In the most of cases, either the vapor generation by heat (and the use of the steam power with turbines and generators) or the direct photovoltaic elements are used.

As Sun delivers power of order of kW/m^2, the area occupied by the solar electric plant is roughly proportional to the power it generates. The nuclear power plants in this sense are more compact. However, the solar electric plants become more compact at the consideration of a 100km zone around the nuclear plant that becomes contaminated and not suitable for agriculture at the core meltdown and evaporation of the nuclear fuel into the atmosphere. The construction of powerful solar plants was boosted in 2011 by the Fukushima disaster.


  1. Алла Добровольская. Янукович посетил крупнейшую в мире солнечную электростанцию. Симферополь, Апрель 27, 2012. (In Russian. English translation of the title: Alla Dobrovolskayq. Yanukovich visited the biggest in the world solar plant. 2012 April 27.
  2. World's biggest solar electric plant opens in Germany. Sep 1, 2006, 16:51 GMT

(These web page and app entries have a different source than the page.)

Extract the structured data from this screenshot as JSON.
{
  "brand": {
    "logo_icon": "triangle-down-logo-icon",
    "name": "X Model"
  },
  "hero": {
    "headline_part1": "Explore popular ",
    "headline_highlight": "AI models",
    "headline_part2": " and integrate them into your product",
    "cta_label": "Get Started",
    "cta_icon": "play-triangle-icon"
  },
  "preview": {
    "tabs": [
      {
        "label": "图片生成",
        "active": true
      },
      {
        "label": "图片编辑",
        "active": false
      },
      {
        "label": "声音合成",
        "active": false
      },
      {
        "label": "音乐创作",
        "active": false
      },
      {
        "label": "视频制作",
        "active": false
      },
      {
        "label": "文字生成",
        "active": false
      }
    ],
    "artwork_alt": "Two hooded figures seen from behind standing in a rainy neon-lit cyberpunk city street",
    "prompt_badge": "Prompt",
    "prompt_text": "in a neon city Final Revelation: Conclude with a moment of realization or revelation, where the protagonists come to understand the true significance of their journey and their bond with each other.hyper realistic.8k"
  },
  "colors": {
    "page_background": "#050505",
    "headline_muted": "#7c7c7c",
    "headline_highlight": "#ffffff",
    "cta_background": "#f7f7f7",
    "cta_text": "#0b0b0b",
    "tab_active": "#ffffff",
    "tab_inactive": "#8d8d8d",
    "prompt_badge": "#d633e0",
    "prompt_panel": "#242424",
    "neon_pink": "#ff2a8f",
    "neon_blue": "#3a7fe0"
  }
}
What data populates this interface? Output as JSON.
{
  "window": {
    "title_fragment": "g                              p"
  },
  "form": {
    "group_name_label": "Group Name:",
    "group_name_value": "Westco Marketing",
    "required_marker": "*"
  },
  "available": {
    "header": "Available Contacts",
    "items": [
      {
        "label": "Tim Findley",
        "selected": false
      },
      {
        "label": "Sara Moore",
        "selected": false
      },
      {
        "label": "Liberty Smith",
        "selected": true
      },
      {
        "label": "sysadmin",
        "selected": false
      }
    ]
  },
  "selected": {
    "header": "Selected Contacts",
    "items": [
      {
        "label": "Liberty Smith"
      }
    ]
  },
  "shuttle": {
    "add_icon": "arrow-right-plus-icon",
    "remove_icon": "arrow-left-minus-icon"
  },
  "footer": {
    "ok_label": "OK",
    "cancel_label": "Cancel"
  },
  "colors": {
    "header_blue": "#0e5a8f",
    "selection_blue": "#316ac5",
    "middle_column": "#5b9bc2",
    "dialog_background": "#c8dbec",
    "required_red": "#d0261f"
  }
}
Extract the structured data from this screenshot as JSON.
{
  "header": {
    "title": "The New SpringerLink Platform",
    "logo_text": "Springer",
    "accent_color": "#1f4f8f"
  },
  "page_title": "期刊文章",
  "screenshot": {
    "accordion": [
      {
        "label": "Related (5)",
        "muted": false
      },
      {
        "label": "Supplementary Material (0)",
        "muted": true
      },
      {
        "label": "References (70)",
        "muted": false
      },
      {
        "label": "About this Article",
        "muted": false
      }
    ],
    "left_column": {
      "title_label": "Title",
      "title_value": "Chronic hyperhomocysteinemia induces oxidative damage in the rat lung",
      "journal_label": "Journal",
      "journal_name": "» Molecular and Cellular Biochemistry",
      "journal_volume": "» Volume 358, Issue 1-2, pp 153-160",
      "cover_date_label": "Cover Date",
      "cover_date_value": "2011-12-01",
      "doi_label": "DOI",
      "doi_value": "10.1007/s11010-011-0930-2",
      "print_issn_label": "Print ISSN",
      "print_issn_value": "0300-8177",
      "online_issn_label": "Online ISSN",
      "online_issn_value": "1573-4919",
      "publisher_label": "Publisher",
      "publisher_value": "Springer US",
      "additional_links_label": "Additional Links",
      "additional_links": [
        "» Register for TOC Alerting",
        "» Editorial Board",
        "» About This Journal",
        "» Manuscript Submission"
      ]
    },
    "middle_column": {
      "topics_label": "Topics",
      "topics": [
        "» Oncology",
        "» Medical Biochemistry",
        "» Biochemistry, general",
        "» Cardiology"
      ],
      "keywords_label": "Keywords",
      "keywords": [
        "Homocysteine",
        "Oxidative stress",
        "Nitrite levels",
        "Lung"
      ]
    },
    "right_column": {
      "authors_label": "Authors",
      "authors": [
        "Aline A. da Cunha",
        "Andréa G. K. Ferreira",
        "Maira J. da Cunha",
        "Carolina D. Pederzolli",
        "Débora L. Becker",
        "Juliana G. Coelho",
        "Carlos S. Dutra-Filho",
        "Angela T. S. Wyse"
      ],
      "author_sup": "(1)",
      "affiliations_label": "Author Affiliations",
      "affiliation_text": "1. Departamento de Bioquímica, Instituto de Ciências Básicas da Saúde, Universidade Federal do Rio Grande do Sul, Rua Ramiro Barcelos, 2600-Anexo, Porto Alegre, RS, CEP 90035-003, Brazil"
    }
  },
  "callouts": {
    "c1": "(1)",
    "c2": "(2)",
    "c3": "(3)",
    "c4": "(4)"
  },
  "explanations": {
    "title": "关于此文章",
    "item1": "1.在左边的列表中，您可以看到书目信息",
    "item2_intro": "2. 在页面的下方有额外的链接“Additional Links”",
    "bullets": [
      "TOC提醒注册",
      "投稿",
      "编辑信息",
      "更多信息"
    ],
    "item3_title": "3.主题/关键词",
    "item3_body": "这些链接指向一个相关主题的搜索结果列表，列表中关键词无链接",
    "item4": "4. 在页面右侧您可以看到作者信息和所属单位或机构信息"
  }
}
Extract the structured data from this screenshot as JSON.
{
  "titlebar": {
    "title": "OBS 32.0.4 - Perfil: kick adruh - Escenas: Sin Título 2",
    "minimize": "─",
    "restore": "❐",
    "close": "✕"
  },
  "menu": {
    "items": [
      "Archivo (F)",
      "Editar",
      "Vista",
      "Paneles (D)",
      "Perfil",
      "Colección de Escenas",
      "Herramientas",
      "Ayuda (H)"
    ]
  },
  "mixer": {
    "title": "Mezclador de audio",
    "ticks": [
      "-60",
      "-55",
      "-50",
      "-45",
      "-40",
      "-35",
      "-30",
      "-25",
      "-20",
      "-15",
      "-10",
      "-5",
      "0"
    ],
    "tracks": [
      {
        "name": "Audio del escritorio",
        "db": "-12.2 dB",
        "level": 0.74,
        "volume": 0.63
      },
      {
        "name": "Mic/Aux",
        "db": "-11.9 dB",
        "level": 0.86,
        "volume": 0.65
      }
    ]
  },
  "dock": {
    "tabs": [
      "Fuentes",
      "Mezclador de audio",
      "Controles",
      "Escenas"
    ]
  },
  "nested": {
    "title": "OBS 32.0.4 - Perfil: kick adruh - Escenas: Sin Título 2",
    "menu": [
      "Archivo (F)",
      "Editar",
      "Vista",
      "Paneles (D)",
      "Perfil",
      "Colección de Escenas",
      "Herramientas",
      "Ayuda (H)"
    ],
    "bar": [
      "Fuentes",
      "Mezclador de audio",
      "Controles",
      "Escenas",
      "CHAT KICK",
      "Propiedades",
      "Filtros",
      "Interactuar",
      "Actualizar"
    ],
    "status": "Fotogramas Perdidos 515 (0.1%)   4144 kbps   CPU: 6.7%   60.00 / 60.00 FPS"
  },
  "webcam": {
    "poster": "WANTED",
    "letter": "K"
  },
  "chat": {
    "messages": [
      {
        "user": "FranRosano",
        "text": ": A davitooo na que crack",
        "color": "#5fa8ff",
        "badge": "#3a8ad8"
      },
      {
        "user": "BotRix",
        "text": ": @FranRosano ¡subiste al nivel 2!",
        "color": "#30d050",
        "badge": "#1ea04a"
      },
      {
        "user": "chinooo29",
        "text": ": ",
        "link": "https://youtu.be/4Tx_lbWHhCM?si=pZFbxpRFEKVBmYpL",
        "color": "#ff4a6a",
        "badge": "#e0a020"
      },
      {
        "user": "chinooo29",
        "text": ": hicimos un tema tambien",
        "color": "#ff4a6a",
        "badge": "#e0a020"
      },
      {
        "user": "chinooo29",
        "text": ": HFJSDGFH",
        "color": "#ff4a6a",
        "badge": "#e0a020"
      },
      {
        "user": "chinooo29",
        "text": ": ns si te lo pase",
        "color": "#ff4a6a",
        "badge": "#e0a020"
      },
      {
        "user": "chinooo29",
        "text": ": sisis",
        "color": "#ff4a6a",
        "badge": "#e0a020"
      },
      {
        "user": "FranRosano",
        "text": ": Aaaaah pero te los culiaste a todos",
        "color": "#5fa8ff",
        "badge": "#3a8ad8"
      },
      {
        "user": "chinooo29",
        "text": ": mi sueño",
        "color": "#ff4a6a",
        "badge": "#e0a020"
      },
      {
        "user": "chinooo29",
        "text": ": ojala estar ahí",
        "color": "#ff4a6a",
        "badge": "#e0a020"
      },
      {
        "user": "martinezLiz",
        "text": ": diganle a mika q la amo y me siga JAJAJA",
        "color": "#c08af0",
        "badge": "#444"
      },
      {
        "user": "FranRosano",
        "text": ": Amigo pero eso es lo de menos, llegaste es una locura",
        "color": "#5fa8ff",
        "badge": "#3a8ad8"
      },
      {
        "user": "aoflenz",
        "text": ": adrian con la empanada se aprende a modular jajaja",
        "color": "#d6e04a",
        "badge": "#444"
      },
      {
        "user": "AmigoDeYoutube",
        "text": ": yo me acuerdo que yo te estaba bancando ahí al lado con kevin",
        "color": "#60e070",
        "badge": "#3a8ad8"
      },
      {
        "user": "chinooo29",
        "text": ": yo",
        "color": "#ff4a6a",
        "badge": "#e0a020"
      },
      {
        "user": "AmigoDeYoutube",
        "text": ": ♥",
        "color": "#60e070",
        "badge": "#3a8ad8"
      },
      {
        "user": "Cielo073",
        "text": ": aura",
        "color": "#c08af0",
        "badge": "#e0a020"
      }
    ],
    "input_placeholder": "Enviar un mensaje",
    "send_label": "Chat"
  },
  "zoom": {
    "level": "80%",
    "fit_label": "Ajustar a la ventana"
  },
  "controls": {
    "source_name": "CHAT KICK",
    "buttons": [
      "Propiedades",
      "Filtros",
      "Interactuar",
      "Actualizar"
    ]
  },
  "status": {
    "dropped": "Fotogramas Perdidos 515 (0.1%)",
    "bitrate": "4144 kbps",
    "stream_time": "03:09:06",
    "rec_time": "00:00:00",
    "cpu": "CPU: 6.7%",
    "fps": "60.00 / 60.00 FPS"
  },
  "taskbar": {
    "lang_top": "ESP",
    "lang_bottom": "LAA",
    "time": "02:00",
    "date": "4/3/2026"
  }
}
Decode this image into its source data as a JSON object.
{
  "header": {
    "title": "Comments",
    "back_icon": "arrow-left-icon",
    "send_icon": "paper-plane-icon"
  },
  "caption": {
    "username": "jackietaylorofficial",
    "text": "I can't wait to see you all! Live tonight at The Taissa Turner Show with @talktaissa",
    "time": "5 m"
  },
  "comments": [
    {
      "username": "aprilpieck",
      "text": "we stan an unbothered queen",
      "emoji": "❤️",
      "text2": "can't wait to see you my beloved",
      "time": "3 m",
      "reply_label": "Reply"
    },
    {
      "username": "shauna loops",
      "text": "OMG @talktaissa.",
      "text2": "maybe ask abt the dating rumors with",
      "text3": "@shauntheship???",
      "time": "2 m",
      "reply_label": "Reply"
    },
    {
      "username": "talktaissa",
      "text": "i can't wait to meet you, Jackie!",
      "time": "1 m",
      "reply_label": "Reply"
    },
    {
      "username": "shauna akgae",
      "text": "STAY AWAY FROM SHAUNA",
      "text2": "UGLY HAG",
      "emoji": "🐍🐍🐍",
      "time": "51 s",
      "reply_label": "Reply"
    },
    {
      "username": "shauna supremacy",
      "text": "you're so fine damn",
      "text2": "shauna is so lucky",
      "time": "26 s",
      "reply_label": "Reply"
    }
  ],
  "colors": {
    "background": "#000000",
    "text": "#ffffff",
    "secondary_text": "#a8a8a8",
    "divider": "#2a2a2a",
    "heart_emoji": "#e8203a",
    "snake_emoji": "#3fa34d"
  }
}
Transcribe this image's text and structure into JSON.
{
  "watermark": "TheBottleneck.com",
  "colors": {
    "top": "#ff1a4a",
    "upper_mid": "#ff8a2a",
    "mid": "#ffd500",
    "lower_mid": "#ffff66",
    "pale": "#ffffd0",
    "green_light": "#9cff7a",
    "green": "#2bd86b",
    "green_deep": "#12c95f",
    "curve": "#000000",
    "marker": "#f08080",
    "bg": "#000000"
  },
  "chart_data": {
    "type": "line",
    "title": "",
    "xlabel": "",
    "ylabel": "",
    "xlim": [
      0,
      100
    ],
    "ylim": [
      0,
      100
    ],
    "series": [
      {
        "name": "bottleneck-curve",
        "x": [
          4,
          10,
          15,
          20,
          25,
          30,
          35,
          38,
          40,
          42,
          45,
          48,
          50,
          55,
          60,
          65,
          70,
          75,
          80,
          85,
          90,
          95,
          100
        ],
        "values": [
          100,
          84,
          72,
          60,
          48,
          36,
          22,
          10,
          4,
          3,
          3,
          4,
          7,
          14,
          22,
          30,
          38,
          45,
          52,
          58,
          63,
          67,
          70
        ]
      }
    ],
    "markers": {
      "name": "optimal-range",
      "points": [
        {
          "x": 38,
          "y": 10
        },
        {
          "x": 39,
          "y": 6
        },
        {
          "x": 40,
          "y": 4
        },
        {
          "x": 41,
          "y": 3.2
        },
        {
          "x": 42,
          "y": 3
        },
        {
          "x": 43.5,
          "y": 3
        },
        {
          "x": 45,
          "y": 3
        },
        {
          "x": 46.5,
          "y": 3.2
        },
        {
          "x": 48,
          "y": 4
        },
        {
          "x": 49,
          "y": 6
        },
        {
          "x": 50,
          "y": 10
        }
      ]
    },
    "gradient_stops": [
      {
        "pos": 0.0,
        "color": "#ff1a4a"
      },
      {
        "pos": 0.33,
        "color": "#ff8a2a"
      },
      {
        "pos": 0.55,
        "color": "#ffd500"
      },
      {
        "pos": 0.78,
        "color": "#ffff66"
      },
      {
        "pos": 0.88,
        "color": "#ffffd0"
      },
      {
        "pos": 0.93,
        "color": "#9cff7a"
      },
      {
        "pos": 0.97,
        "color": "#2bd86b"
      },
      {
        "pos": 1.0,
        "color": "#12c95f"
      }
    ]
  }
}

  3. Trough systems predominate among today’s commercial solar power plants. All together, nine trough power plants, also called Solar Energy Generating Systems (SEGS), were built in the 1980s in the Mojave Desert near Barstow, California. These plants have a combined capacity of 354 megawatts (MW) and today generate enough electricity to meet the needs of approximately 500,000 people. Trough systems convert the heat. .. (No data is specified; cited for the state of 2012 April 28.)